Thing is, people have been underestimating Brad for a long time. At the Olympic Trials, he wasn’t considered a threat. At the Brier last year, he was more a sentimental favourite than a real one.

And yet, he proved the pundits wrong. He’s proved that a team from the farthest point on the right of Canada can compete.

After four ends, we just heard Kevin Martin say: We’ve got a battle.

Fast forward …

When the seventh end of the second semi final started, this was what we thought would happen.

Martin would throw the first rock top four. He would do it because he wants to play the end wide open. If possible, he’ll peel Gushue out and force a carry over, so he could have last rock.

Martin really, really likes last rock in the last end. He’s given up money before to get it. But this is different. This is also the four rock rule – remember? And the 4RFGZ can suck rocks into play.

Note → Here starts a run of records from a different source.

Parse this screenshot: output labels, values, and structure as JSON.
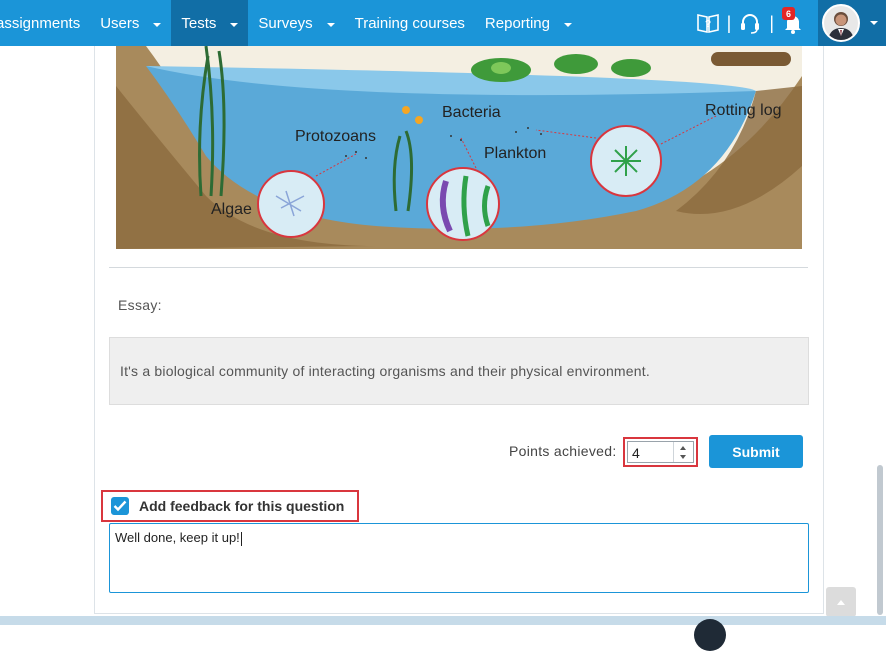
{
  "nav": {
    "items": [
      {
        "label": "assignments",
        "active": false,
        "caret": false
      },
      {
        "label": "Users",
        "active": false,
        "caret": true
      },
      {
        "label": "Tests",
        "active": true,
        "caret": true
      },
      {
        "label": "Surveys",
        "active": false,
        "caret": true
      },
      {
        "label": "Training courses",
        "active": false,
        "caret": false
      },
      {
        "label": "Reporting",
        "active": false,
        "caret": true
      }
    ],
    "notification_count": "6"
  },
  "illustration": {
    "labels": {
      "rotting_log": "Rotting log",
      "bacteria": "Bacteria",
      "protozoans": "Protozoans",
      "plankton": "Plankton",
      "algae": "Algae"
    }
  },
  "question": {
    "essay_label": "Essay:",
    "answer": "It's a biological community of interacting organisms and their physical environment."
  },
  "grading": {
    "points_label": "Points achieved:",
    "points_value": "4",
    "submit_label": "Submit"
  },
  "feedback": {
    "checkbox_label": "Add feedback for this question",
    "checked": true,
    "text": "Well done, keep it up!"
  },
  "colors": {
    "brand": "#1b95d8",
    "nav_active": "#116ea6",
    "highlight": "#d9363e"
  }
}
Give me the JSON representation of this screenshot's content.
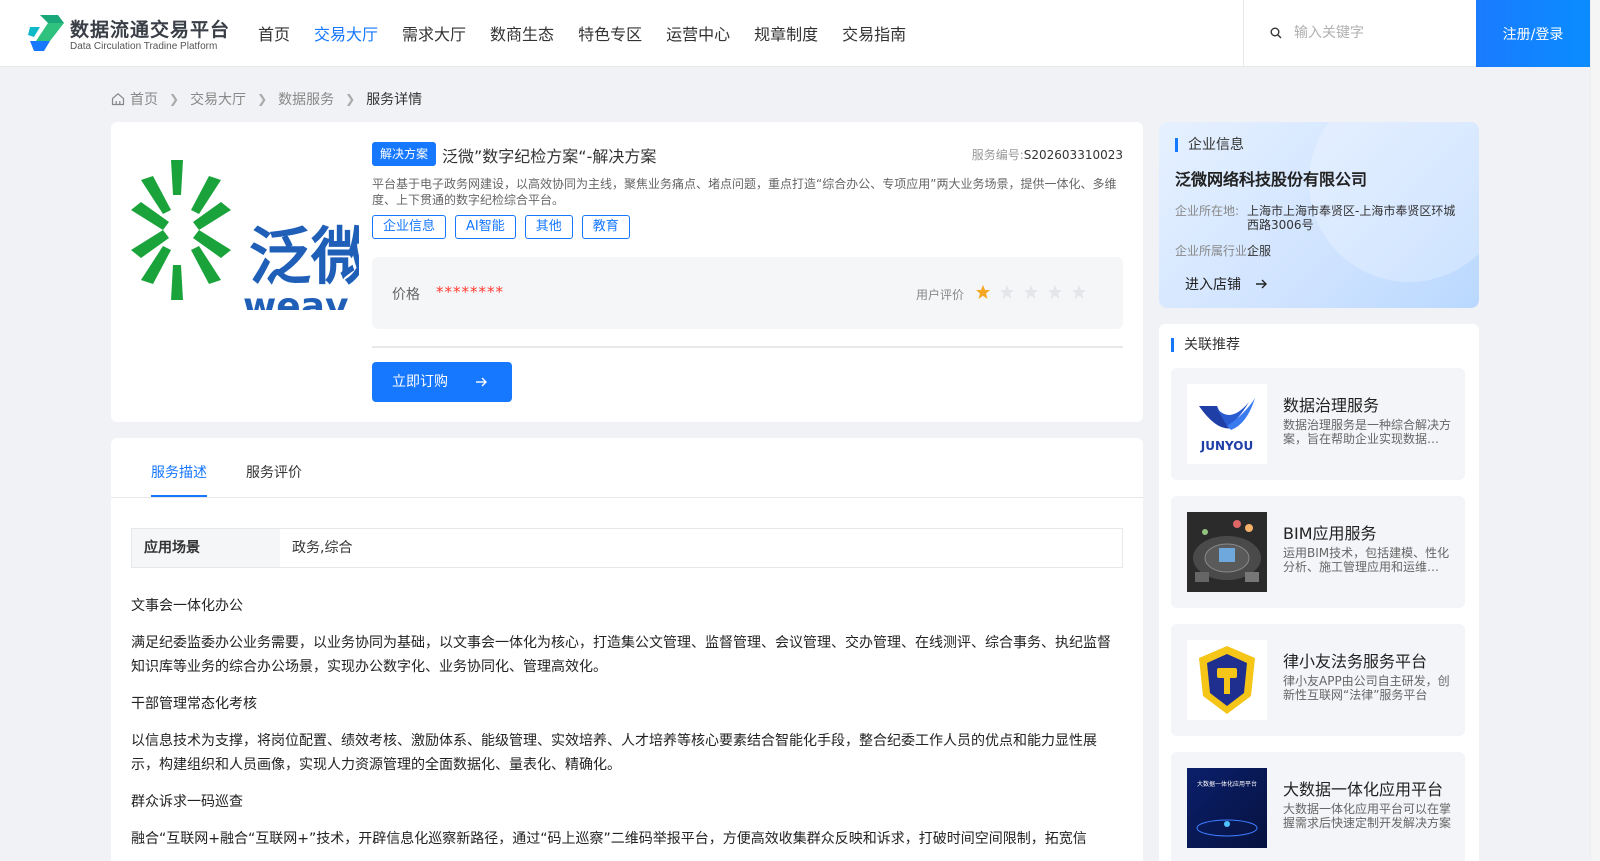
{
  "header": {
    "logo_title": "数据流通交易平台",
    "logo_subtitle": "Data Circulation Tradine Platform",
    "nav": [
      "首页",
      "交易大厅",
      "需求大厅",
      "数商生态",
      "特色专区",
      "运营中心",
      "规章制度",
      "交易指南"
    ],
    "active_nav": "交易大厅",
    "search_placeholder": "输入关键字",
    "login_label": "注册/登录"
  },
  "breadcrumb": [
    "首页",
    "交易大厅",
    "数据服务",
    "服务详情"
  ],
  "service": {
    "logo_text": "泛微",
    "logo_sub": "weav",
    "badge": "解决方案",
    "title": "泛微”数字纪检方案“-解决方案",
    "no_label": "服务编号:",
    "no_value": "S202603310023",
    "description": "平台基于电子政务网建设，以高效协同为主线，聚焦业务痛点、堵点问题，重点打造“综合办公、专项应用”两大业务场景，提供一体化、多维度、上下贯通的数字纪检综合平台。",
    "tags": [
      "企业信息",
      "AI智能",
      "其他",
      "教育"
    ],
    "price_label": "价格",
    "price_value": "********",
    "rating_label": "用户评价",
    "rating": 1,
    "rating_max": 5,
    "order_label": "立即订购"
  },
  "detail": {
    "tabs": [
      "服务描述",
      "服务评价"
    ],
    "active_tab": "服务描述",
    "scene_key": "应用场景",
    "scene_value": "政务,综合",
    "paragraphs": [
      "文事会一体化办公",
      "满足纪委监委办公业务需要，以业务协同为基础，以文事会一体化为核心，打造集公文管理、监督管理、会议管理、交办管理、在线测评、综合事务、执纪监督知识库等业务的综合办公场景，实现办公数字化、业务协同化、管理高效化。",
      "干部管理常态化考核",
      "以信息技术为支撑，将岗位配置、绩效考核、激励体系、能级管理、实效培养、人才培养等核心要素结合智能化手段，整合纪委工作人员的优点和能力显性展示，构建组织和人员画像，实现人力资源管理的全面数据化、量表化、精确化。",
      "群众诉求一码巡查",
      "融合“互联网+融合“互联网+”技术，开辟信息化巡察新路径，通过“码上巡察”二维码举报平台，方便高效收集群众反映和诉求，打破时间空间限制，拓宽信"
    ]
  },
  "enterprise": {
    "section_title": "企业信息",
    "name": "泛微网络科技股份有限公司",
    "location_label": "企业所在地:",
    "location_value": "上海市上海市奉贤区-上海市奉贤区环城西路3006号",
    "industry_label": "企业所属行业:",
    "industry_value": "企服",
    "enter_label": "进入店铺"
  },
  "recommend": {
    "section_title": "关联推荐",
    "items": [
      {
        "title": "数据治理服务",
        "desc": "数据治理服务是一种综合解决方案，旨在帮助企业实现数据资产的有效管理",
        "thumb": "junyou-logo",
        "thumb_text": "JUNYOU"
      },
      {
        "title": "BIM应用服务",
        "desc": "运用BIM技术，包括建模、性化分析、施工管理应用和运维管理等服务",
        "thumb": "bim-render",
        "thumb_text": ""
      },
      {
        "title": "律小友法务服务平台",
        "desc": "律小友APP由公司自主研发，创新性互联网“法律”服务平台",
        "thumb": "shield-gavel-logo",
        "thumb_text": ""
      },
      {
        "title": "大数据一体化应用平台",
        "desc": "大数据一体化应用平台可以在掌握需求后快速定制开发解决方案",
        "thumb": "bigdata-cover",
        "thumb_text": "大数据一体化应用平台"
      }
    ]
  },
  "colors": {
    "primary": "#1677ff",
    "price": "#ff3b30",
    "star": "#f5a623",
    "logo_green": "#1aa33a",
    "logo_blue": "#1f5fb8"
  }
}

Because that’s not the way it played out. It was Martin throwing draws for his Skins Game Life. Two absolute pistol draws in the seventh end between two peel-weight hits for Gushue. Both going so far off script that we were beside ourselves.

We are beside ourselves, actually… myself and TCN shooter Anil Mungal are stting together. But I digress.

When the dust cleared, Martin had what we all know he wanted. Last rock in the last end with the entire game on the line.

At stake: 14K, and a trip to the final.

And like a good script, it writes itself. Experience versus rookie. Three-time champ versus guy who has been picked to be an also-ran in and Olympic Trial, a Brier and now the skins game.

I’m not sure if it was like this on your HDTV, but it was so quiet during the eighth end that I was afraid to type this. The tension was so thick you could have cut it with a Jack of Clubs, or at least a casino chip. KMart makes a peel weight double that has the crowd thinking it’s over. But then Gushue papers a guard and buries one in the back four, forcing Martin to a draw to the button.

Then they had to do it all over again.

Draw the nut. The pin hole. The button. For the whole ball game.

To recap, Martin won the first skin. He stole it. From then on in, he didn’t get another skin. Actually, he didn’t really have another chance at a skin. It was all Gushue. And yet, the beauty of the skins game is simply this: it can come down to whoever is closest to the pin hole.

Martin starts and covers the pin. Then Gushue throws and comes up short.

I don’t think this answers the question of whether you want hammer in the last end or not. But one thing is for sure. Going first helps.